Component data from apps and pages
....

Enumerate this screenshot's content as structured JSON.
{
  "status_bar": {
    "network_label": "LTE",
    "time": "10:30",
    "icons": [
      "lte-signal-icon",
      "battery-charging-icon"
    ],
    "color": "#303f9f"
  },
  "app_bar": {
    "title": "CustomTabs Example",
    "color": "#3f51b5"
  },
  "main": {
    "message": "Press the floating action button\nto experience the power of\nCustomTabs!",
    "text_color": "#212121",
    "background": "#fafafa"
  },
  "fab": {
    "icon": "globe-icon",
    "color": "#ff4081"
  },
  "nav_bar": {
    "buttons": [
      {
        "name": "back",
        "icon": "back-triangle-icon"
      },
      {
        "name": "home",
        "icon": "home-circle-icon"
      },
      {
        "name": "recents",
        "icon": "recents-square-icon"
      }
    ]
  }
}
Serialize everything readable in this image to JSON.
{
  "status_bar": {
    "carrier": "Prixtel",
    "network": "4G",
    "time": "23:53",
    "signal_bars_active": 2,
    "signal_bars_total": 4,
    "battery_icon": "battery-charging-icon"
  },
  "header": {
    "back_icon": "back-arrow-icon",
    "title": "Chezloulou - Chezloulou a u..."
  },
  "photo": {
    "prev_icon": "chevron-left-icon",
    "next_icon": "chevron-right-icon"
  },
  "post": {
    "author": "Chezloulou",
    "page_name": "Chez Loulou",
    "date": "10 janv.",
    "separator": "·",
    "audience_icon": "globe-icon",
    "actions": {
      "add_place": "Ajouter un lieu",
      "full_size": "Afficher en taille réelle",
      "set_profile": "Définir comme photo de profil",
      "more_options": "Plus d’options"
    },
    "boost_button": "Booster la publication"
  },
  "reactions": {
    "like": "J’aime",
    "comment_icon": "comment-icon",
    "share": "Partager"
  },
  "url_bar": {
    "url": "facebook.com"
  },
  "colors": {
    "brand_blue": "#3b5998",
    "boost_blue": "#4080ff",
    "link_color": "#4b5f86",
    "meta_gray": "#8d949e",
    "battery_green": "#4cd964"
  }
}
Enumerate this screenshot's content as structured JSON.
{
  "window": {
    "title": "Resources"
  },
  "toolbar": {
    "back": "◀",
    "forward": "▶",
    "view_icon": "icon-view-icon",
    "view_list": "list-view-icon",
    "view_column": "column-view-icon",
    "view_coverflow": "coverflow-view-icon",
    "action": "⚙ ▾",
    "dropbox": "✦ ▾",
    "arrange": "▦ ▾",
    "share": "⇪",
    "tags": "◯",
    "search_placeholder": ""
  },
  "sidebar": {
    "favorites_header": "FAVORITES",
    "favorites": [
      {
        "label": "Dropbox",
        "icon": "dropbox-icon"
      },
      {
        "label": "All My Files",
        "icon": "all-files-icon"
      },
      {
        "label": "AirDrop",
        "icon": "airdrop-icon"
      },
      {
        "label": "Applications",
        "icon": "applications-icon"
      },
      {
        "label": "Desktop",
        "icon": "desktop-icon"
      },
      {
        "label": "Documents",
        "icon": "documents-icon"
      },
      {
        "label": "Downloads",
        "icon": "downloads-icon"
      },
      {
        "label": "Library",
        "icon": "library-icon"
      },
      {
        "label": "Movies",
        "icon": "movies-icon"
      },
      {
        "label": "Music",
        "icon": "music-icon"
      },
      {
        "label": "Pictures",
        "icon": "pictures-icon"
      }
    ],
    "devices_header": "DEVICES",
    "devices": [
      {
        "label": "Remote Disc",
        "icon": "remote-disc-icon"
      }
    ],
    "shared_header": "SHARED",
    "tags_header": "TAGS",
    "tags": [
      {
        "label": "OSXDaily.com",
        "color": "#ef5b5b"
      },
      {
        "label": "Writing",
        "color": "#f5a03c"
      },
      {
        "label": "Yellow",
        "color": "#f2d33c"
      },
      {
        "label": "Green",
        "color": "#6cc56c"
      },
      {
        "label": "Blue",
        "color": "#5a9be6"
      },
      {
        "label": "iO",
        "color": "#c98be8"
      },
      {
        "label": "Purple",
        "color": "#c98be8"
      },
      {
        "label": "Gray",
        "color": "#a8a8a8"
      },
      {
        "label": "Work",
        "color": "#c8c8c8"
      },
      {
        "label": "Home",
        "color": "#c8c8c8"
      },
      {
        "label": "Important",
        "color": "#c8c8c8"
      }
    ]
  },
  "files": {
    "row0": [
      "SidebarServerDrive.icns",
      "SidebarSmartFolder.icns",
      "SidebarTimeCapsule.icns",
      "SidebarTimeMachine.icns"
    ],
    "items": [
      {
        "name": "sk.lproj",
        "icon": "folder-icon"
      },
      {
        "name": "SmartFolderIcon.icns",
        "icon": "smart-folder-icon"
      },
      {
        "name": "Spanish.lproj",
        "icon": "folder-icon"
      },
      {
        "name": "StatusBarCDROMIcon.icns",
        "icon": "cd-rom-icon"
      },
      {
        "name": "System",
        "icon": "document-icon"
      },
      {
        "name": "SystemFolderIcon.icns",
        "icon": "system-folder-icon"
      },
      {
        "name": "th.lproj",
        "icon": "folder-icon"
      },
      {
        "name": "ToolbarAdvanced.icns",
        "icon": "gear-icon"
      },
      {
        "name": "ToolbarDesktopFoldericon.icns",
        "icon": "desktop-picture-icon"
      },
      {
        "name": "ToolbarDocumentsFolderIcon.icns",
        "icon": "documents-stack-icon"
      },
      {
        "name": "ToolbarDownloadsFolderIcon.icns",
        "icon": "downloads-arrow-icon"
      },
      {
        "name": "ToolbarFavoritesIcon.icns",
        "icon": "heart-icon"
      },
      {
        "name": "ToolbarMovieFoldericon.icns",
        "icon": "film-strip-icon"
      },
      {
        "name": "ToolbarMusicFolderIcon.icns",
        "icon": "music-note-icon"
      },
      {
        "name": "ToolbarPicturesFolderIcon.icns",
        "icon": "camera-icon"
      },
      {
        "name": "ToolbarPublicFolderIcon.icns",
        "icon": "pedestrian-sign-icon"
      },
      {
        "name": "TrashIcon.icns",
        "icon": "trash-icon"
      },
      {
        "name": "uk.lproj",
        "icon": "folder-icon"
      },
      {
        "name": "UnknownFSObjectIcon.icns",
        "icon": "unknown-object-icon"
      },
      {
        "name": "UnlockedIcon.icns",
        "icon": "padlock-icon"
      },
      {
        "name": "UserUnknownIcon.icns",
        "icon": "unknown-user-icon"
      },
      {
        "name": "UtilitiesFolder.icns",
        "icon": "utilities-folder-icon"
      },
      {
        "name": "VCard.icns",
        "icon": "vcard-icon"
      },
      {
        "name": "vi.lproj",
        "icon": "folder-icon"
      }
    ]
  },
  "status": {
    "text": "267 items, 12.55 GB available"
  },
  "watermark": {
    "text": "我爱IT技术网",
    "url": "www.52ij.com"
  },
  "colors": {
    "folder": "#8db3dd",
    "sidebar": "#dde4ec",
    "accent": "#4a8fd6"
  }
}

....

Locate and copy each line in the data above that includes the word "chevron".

    "prev_icon": "chevron-left-icon",
    "next_icon": "chevron-right-icon"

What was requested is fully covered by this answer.